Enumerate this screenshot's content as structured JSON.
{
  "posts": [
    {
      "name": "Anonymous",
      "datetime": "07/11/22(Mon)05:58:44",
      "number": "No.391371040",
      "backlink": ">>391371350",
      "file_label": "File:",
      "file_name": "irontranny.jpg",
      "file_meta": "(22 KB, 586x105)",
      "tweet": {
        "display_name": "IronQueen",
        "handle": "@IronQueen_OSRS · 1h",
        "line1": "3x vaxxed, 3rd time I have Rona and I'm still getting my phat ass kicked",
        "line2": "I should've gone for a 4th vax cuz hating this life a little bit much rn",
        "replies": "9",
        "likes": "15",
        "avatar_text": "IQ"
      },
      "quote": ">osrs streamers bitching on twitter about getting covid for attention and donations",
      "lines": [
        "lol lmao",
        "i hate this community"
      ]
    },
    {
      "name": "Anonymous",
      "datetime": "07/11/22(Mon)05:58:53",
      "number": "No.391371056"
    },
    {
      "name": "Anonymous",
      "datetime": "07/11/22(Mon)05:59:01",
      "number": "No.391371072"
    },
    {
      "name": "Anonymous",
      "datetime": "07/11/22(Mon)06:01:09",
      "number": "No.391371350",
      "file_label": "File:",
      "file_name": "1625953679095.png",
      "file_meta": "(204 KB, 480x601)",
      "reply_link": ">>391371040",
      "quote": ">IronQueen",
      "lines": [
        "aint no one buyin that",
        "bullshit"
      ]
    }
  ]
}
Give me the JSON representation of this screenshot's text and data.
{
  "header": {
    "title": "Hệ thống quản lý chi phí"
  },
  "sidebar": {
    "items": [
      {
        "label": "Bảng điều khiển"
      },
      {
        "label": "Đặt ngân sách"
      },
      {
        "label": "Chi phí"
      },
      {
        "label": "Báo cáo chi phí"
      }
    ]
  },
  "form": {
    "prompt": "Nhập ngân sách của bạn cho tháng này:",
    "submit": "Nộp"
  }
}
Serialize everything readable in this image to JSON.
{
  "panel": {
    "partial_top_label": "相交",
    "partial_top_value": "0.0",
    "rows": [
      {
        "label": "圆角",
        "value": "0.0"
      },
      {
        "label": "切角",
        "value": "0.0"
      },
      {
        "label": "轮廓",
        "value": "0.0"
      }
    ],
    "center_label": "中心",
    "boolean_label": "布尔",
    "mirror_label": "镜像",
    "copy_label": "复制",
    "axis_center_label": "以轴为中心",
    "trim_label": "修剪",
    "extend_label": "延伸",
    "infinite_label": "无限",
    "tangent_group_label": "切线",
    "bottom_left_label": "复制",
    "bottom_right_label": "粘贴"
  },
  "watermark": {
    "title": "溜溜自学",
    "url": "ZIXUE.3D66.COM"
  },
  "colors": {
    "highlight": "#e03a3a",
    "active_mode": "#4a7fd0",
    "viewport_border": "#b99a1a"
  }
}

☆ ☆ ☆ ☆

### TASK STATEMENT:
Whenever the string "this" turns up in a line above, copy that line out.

### COMPLETED EXERCISE:
Enumerate this screenshot's content as structured JSON.
        "line2": "I should've gone for a 4th vax cuz hating this life a little bit much rn",
        "i hate this community"
Give me the JSON representation of this screenshot's text and data.
Serialize everything readable in this image to JSON.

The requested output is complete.